  • Magnetic resonance imaging (MRI): As the name implies, this diagnostic method utilizes large magnets, radio frequencies, and a computer to make detailed images of the organs inside the body. The test can also be used to determine the damage or disease in the surrounding areas.
  • Arthroscopy: Of all the ways knee pain can be diagnosed, this method is one of the most invasive. It is a combination of diagnostic and treatment methods. A small incision is made in the joint, and a small lighted camera, called an arthroscope, is inserted into the incision. The arthroscope can evaluate the degenerative or arthritis-related condition and detect cancer, inflammation, and other causes of pain.

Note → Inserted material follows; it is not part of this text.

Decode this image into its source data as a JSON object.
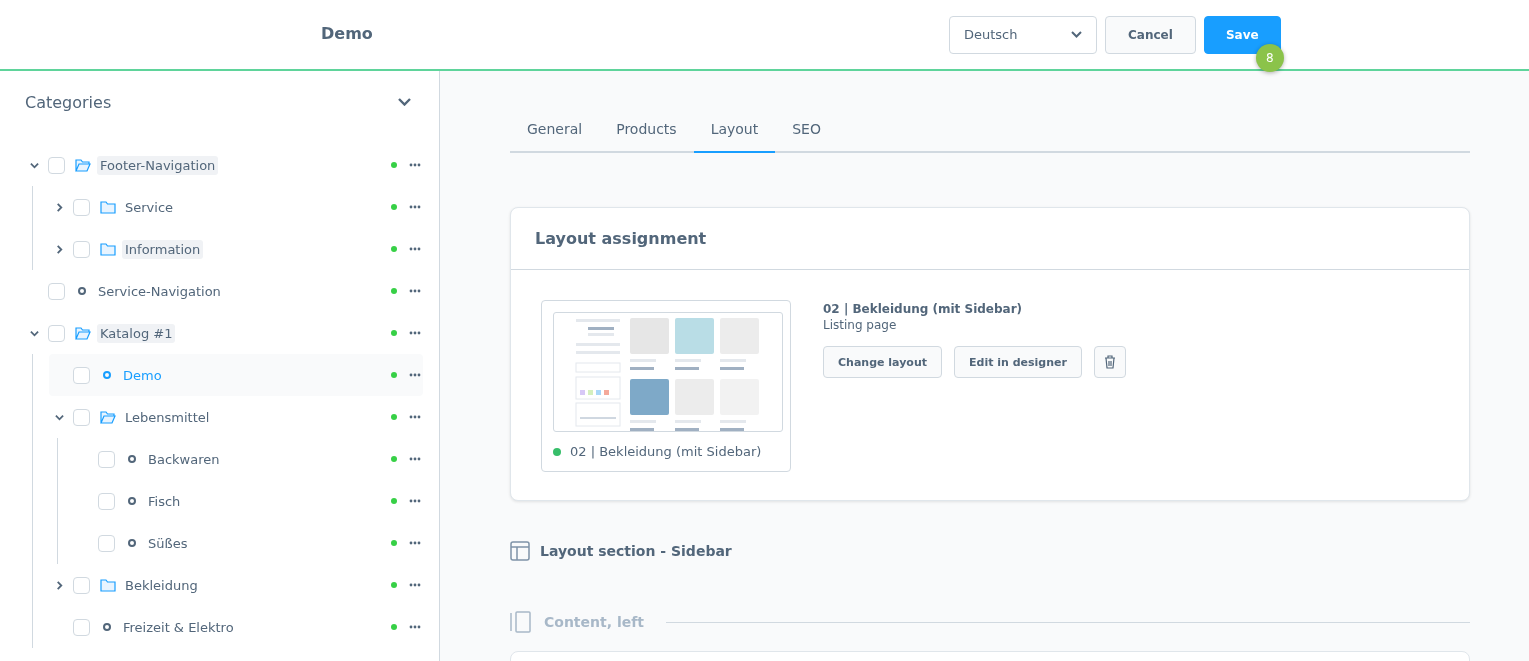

Knee pain can be annoying and affect your quality of life, so it’s best not to take matters into your own hands by self-diagnosing. So, when do you need to see a doctor?

When to see a doctor

Whenever you have knee pain that doesn’t resolve on its own, you should see a doctor. You may be referred to a medical rehabilitation specialist or physiotherapist. If you’re having knee pain, it’s particularly important to see a doctor when:

  • There is severe pain or when knee pain is serious.
  • The painful knee is swollen.
  • You can’t move your knee.
  • The knee doesn’t get better after a few days.
  • You can’t put any weight on the knee.
  • The knee locks, clicks painfully, and gives way.
  • There is persistent knee pain and tingling in the foot.

Wrapping up

Due to the different types and causes of knee pain, you may need to consult your doctor to determine the kind of knee pain you are dealing with and the possible solutions. Diagnosis may be possible simply by examining the knee and symptoms. In some cases, further tests are carried out to confirm the diagnosis. Your doctor will recommend the best tests and treatment for you. With this information, you now know what to expect from such a visit.

January 19, 2023